[WHAT IS REQUIRED] If a line in the data below includes the string "icon", please return a copy of it.
Start of TASK MATERIAL
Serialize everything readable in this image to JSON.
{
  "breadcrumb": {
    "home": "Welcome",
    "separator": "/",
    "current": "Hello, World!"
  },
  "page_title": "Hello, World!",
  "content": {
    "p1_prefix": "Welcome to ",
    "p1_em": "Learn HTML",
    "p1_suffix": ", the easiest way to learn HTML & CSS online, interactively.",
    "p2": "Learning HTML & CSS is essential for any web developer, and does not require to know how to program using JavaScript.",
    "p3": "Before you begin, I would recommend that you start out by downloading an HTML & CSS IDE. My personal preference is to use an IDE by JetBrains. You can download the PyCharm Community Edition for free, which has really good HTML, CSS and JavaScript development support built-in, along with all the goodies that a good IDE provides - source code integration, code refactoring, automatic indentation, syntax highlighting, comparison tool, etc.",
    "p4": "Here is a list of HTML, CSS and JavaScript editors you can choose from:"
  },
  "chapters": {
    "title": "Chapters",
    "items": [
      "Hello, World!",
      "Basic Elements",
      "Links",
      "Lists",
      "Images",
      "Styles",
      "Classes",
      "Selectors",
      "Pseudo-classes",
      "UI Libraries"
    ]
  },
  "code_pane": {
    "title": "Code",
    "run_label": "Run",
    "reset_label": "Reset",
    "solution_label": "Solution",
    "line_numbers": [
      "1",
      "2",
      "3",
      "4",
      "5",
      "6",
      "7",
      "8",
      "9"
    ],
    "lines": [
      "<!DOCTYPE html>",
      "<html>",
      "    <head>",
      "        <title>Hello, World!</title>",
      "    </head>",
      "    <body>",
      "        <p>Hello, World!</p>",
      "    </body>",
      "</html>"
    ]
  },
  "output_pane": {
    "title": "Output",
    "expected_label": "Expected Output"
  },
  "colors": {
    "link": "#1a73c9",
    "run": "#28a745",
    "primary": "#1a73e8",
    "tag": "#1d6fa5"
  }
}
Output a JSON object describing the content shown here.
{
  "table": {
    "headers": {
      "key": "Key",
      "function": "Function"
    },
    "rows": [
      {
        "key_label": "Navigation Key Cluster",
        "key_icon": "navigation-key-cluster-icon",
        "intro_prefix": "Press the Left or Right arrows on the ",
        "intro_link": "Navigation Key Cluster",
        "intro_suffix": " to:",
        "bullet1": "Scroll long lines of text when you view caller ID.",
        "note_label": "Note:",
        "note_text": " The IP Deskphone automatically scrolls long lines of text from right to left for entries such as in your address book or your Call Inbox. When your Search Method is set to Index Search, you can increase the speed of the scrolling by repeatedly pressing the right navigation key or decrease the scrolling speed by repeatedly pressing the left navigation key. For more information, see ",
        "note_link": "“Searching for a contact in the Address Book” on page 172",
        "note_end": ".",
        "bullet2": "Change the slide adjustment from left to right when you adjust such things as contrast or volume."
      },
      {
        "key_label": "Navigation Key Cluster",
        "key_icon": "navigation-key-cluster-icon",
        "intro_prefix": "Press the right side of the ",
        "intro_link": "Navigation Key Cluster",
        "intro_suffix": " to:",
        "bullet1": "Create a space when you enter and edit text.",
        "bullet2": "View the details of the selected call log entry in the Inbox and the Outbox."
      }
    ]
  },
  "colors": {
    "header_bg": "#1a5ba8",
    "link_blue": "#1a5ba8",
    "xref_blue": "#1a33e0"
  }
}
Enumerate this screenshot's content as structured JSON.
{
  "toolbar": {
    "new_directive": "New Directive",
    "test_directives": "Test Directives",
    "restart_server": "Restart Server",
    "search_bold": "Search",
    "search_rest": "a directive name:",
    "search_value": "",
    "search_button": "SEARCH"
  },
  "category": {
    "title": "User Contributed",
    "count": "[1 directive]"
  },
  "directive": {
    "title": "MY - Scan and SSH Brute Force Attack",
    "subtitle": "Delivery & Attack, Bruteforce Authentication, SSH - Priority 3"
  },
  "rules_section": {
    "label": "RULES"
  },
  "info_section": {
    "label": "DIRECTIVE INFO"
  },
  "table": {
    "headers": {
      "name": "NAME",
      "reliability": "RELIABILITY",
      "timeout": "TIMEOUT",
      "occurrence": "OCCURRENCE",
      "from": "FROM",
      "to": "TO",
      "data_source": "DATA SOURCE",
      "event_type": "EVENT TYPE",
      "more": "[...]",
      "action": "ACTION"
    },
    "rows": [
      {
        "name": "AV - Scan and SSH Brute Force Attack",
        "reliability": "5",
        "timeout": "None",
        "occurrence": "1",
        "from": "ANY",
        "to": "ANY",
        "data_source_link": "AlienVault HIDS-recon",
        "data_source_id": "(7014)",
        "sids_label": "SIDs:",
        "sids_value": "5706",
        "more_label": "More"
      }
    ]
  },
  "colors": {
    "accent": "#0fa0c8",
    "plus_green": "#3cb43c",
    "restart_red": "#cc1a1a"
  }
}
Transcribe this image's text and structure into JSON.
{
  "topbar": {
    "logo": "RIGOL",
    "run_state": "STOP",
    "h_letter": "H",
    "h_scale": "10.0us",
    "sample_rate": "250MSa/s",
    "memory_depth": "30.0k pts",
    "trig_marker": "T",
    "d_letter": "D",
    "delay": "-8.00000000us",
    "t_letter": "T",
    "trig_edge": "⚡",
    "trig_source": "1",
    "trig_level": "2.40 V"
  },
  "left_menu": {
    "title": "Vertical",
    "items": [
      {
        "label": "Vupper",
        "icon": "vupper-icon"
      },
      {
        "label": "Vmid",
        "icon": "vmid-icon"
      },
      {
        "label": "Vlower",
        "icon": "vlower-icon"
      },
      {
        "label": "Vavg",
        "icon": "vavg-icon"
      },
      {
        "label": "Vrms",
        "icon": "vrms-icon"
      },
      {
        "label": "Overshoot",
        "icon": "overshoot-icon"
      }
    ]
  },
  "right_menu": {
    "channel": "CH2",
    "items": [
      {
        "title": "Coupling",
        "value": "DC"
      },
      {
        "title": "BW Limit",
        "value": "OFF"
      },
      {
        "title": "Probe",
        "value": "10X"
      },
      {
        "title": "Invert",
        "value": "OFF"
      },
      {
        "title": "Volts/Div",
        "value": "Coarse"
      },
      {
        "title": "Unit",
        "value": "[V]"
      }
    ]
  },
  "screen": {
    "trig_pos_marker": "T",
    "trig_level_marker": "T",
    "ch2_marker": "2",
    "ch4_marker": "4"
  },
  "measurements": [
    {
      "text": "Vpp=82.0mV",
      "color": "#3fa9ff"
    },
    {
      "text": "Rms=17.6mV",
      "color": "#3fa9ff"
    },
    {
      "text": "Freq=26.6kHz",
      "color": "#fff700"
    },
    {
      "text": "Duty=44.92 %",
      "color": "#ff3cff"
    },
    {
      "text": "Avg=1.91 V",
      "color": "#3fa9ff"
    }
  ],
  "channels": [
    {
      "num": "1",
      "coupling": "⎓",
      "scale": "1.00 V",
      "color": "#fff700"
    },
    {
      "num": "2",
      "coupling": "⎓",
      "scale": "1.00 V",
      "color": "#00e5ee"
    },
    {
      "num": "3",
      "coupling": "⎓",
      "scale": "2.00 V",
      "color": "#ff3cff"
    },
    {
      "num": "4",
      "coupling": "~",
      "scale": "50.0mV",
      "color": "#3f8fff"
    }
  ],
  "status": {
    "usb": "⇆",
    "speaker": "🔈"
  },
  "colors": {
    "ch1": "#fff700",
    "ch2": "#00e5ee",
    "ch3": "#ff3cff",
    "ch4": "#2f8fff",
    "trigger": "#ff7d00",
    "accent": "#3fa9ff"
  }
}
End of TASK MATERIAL
[YOUR RESPONSE]
        "key_icon": "navigation-key-cluster-icon",
        "key_icon": "navigation-key-cluster-icon",
        "icon": "vupper-icon"
        "icon": "vmid-icon"
        "icon": "vlower-icon"
        "icon": "vavg-icon"
        "icon": "vrms-icon"
        "icon": "overshoot-icon"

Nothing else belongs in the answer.